Following his performance in Atlanta, Ga. on July 14, 18-year-old Santa Clara Vanguard euphonium player, James Williford, talked with DCI.org's Christina Mavroudis about marching in his first year with the Vanguard and about some of the corps' traditions.
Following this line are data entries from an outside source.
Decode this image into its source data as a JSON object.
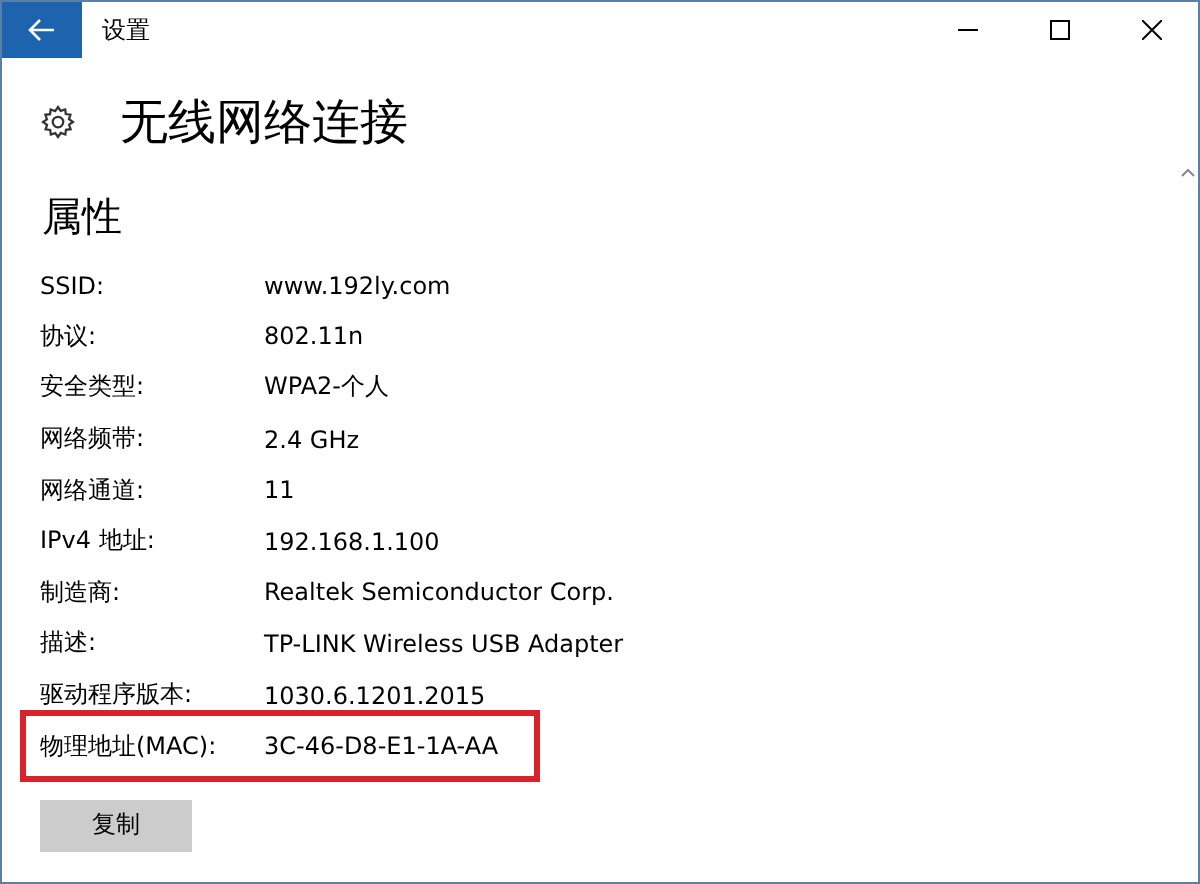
{
  "window": {
    "title": "设置"
  },
  "page": {
    "title": "无线网络连接"
  },
  "section": {
    "title": "属性"
  },
  "properties": [
    {
      "label": "SSID:",
      "value": "www.192ly.com",
      "highlighted": false
    },
    {
      "label": "协议:",
      "value": "802.11n",
      "highlighted": false
    },
    {
      "label": "安全类型:",
      "value": "WPA2-个人",
      "highlighted": false
    },
    {
      "label": "网络频带:",
      "value": "2.4 GHz",
      "highlighted": false
    },
    {
      "label": "网络通道:",
      "value": "11",
      "highlighted": false
    },
    {
      "label": "IPv4 地址:",
      "value": "192.168.1.100",
      "highlighted": false
    },
    {
      "label": "制造商:",
      "value": "Realtek Semiconductor Corp.",
      "highlighted": false
    },
    {
      "label": "描述:",
      "value": "TP-LINK Wireless USB Adapter",
      "highlighted": false
    },
    {
      "label": "驱动程序版本:",
      "value": "1030.6.1201.2015",
      "highlighted": false
    },
    {
      "label": "物理地址(MAC):",
      "value": "3C-46-D8-E1-1A-AA",
      "highlighted": true
    }
  ],
  "buttons": [
    "复制"
  ]
}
CM: Why did you choose to march with the Santa Clara Vanguard? JW: I marched with the Vanguard Cadets last year, and I love the tradition, the spirit of the corps and just everything about Vanguard. It's just a beautiful corps and organization with great people. We play music that's really emotional and really heartfelt, and I love all of it. It's all about passion, devotion and tradition, and it's amazing. CM: Tell me what the corps' song "Send in the Clowns" means to you? JW: Last year, I didn't really know the meaning behind it, but as I heard it more and more, I started to understand it, and now it brings tears to my eyes. We lost the corps' founder Gail Royer but we still push forward knowing that his spirit still lives on. I love playing "Clowns" because the euphoniums get to start it and end it. It's just an amazing song. CM: Is it difficult to march with the euphonium? JW: It was a pain earlier in the season because of the intrument's size and weight, but I think it's actually a love/hate relationship. I started to accept the fact that it's going to hurt all season, but I also learned to love it. We can definitely snap the horn up just as hard as any soprano player. CM: Do you ever feel like the pain might be too overbearing during a show? JW: Not really, the adrenaline really kicks in right before that happens and the pain just goes away. Then when I come off the field, I put my horn at a carry and my back doesn't hurt anymore. CM: What are your plans for the future after this summer? JW: I want to march here for the next four years until I "age-out" in 2010. Right now I'm going to a community college, but I eventually want to teach music and maybe come back and teach Vanguard. CM: How is it being a member of the corps during Santa Clara Vanguard's 40th Anniversary? JW: It's a trip and it's really cool. I thought last year was cool, but this year is really great. We've got good music, good drill, and all this tradition in the show; it's just been an amazing year so far. CM: Tell me about the traditional bottle dance that's in your show. JW: We put that dance movement in the ballad since we really wanted to put as much tradition into this show as we could. The corps hasn't done this in a long time. We thought it would be really cool if the horn line did it instead of the guard, and the effect of it is great and it's so much fun to do.